• Provided entries:
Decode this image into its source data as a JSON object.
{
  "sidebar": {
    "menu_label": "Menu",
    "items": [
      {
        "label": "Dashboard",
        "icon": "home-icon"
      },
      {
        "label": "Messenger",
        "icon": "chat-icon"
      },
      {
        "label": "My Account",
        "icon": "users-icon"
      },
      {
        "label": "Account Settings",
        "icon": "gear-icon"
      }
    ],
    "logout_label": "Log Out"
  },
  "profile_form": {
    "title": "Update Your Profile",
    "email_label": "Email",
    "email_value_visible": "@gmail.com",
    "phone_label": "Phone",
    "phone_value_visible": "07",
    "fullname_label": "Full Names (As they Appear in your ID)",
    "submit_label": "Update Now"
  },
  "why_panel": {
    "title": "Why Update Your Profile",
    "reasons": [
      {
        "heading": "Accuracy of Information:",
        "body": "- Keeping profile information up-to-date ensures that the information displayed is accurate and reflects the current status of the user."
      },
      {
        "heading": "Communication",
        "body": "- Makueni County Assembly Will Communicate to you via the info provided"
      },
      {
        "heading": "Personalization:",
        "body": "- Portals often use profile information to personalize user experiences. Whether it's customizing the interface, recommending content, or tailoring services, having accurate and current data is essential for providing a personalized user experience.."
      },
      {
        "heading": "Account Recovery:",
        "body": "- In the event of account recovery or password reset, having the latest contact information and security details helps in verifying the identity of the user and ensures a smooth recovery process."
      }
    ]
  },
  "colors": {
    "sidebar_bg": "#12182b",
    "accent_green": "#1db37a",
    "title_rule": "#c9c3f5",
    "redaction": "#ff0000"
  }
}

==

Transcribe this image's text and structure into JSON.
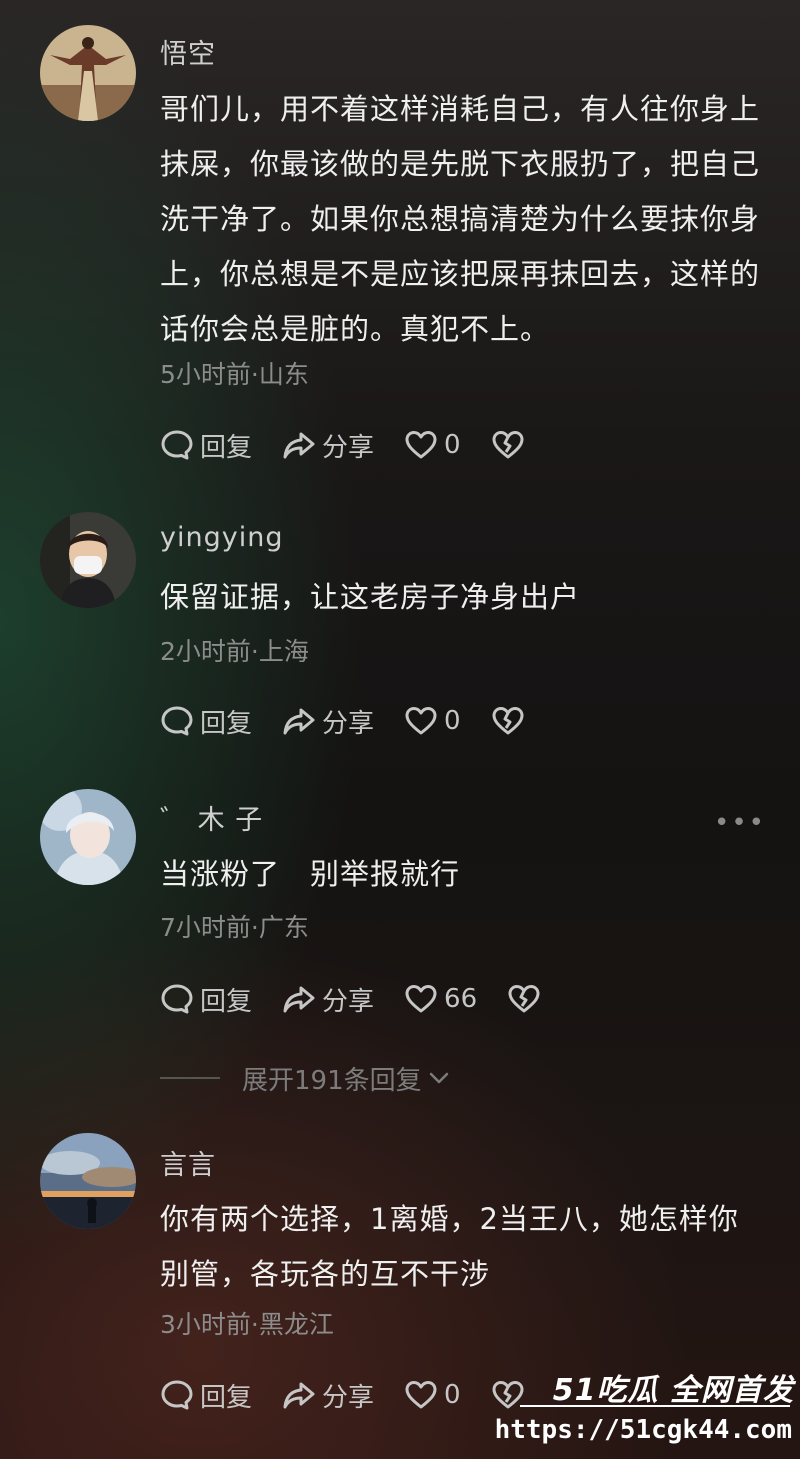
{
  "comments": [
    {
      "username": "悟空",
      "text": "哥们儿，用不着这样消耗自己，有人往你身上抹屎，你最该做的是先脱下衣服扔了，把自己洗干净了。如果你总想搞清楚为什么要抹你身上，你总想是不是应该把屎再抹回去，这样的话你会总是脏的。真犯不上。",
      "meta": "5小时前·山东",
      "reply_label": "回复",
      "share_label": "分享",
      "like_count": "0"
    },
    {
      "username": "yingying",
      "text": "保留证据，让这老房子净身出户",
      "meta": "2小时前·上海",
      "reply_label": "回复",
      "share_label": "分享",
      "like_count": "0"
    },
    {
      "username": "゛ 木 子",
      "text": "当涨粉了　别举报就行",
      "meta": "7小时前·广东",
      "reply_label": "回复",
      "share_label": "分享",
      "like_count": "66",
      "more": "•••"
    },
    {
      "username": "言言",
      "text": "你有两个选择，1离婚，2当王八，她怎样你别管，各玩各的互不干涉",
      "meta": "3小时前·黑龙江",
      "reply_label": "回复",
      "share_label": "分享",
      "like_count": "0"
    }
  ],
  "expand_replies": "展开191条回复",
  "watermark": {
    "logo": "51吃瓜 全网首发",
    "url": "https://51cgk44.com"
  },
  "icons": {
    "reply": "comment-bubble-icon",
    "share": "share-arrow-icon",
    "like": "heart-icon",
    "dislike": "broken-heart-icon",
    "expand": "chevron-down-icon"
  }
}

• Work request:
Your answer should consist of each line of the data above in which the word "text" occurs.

• Solved exercise:
Transcribe this image's text and structure into JSON.
      "text": "哥们儿，用不着这样消耗自己，有人往你身上抹屎，你最该做的是先脱下衣服扔了，把自己洗干净了。如果你总想搞清楚为什么要抹你身上，你总想是不是应该把屎再抹回去，这样的话你会总是脏的。真犯不上。",
      "text": "保留证据，让这老房子净身出户",
      "text": "当涨粉了　别举报就行",
      "text": "你有两个选择，1离婚，2当王八，她怎样你别管，各玩各的互不干涉",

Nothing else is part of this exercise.